Fun Electronics Today
†† You remember those mineral oil immersed desktop computers some people were building? Yah, those fish tanks, you might say. I thought ďwhat about an immersed microcontroller instead of a CPUĒ! And so I came up with this idea of building an LED clock inside of a jar.
†† Hardware details
†† The circuit is designed on two parallel PCBs, connected between them with some wire leads like illustrated in the layout drawing below:†
†† I didnít wanted to struggle very much with a RTC and since I had a previous MCU project that was generating a 1s pulse, I thought I use that as a master circuit for my clock. I could have used the tmr modules of the same MCU, but then I realized I had to use another external CLC chip just to increase the number of pins because I wanted to build the binary LED display for the seconds. Since I found that these China MCUs are cheaper than many other 74ís, I decided that I was going to use this configuration of two microcontrollers. So I came up with this twisted-head schematic eventually.

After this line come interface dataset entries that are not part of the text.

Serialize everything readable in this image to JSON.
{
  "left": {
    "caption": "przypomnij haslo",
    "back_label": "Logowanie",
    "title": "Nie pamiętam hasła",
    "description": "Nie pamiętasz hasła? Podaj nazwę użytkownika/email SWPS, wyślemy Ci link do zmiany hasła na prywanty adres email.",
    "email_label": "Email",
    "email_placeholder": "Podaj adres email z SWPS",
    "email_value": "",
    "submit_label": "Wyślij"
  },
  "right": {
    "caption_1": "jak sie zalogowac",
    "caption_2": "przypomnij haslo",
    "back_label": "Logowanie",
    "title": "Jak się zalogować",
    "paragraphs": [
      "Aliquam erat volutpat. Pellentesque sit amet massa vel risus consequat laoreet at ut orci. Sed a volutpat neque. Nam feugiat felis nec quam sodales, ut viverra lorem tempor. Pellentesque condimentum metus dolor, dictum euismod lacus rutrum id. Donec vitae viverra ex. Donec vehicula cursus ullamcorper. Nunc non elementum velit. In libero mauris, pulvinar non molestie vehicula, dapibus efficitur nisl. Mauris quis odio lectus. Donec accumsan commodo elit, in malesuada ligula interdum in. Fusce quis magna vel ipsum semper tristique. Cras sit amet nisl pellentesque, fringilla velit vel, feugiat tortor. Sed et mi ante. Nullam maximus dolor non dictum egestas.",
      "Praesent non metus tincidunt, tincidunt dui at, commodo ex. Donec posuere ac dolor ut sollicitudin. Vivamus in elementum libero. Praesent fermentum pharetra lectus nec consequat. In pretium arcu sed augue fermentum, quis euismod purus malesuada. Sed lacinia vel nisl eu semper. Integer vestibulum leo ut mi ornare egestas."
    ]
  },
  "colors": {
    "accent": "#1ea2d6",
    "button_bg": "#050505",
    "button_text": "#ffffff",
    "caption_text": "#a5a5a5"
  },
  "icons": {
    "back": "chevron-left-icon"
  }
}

The master circuit also controls the seconds display and after it finishes displaying all the LEDs and measuring exactly one second, it outputs a single pulse from the pin D7 of the PortB. This pulse is the increment signal for the slave chip and the chip knows exactly what to do with it.
†† Software details
†† The code on the master MCU is really minimalist and with some small exceptions regarding the order of the instructions and without the conversion procedures, it could be described like this:
†† The slave MCU then picks up the square wave from the master and increments the rest of the clock... and without trying to be too boring, I will place a simplified flowchart of that too:
†† The Master MCU code is only 113 words and the Slave MCu code is 263 so the entire code is 376 x 14 bits.
Some building instructions
†† I figured I could use uncolored mineral oil or red colored (these are the most common available on the market). I choose red with red LEDs because I found a cheap mixing mineral oil used for 2 strokes engines and I was content with this solution.
†† I managed to drill a hole in the jar using a glass drill bit, but I have to admit I also managed to break my first jar at a first attempt. So, Iím advising you to use thick gloves and goggles if you want to try it. I sealed the hole using glue gun first, but it started leaking after a while so I took it off and replaced the whole sealing with transparent silicone which seemed to have a better adhesion to glass.
†† Inside the jar I also placed a 6V sealed lead accumulator of 1.3Ah so this provides functionality for almost 12 hours in case the power goes down.
†† The custom letter LEDs are manually build also. I placed two overlapped pieces of transparent laser printed foil over the LEDs and then I covered the entire LED in contractible tube as the image shows.
†† The LEDs from the second are showing the word Jesus when they all light up at 31 seconds (or 0001 1111). I thought that, since the Christmas is coming, a religious message would be most appropriate. But you can choose whatever you like, if you want to re create this clock.
†† I think there is also room for improvement. For instance, Iím thinking of adding a constant temperature regulator to the oil (keeping the temperature higher than the room temperature, of course, but stabile). In this way, I could keep the masterís resonator at a constant temperature and obtain a very precise clock period (in theory).
†† I hope you have a good time building this project and if you do, write me back and send me pictures with your build
††† Files to download:
*This website and all the information contained in it is the intellectual property of Marius Taciuc. However, the information has a public
shared character and can be used, copied and replicated by everyone for personal use only.
Replicating these hardware parts or using their software for mass production is not permitted without the prior agreement of the designer.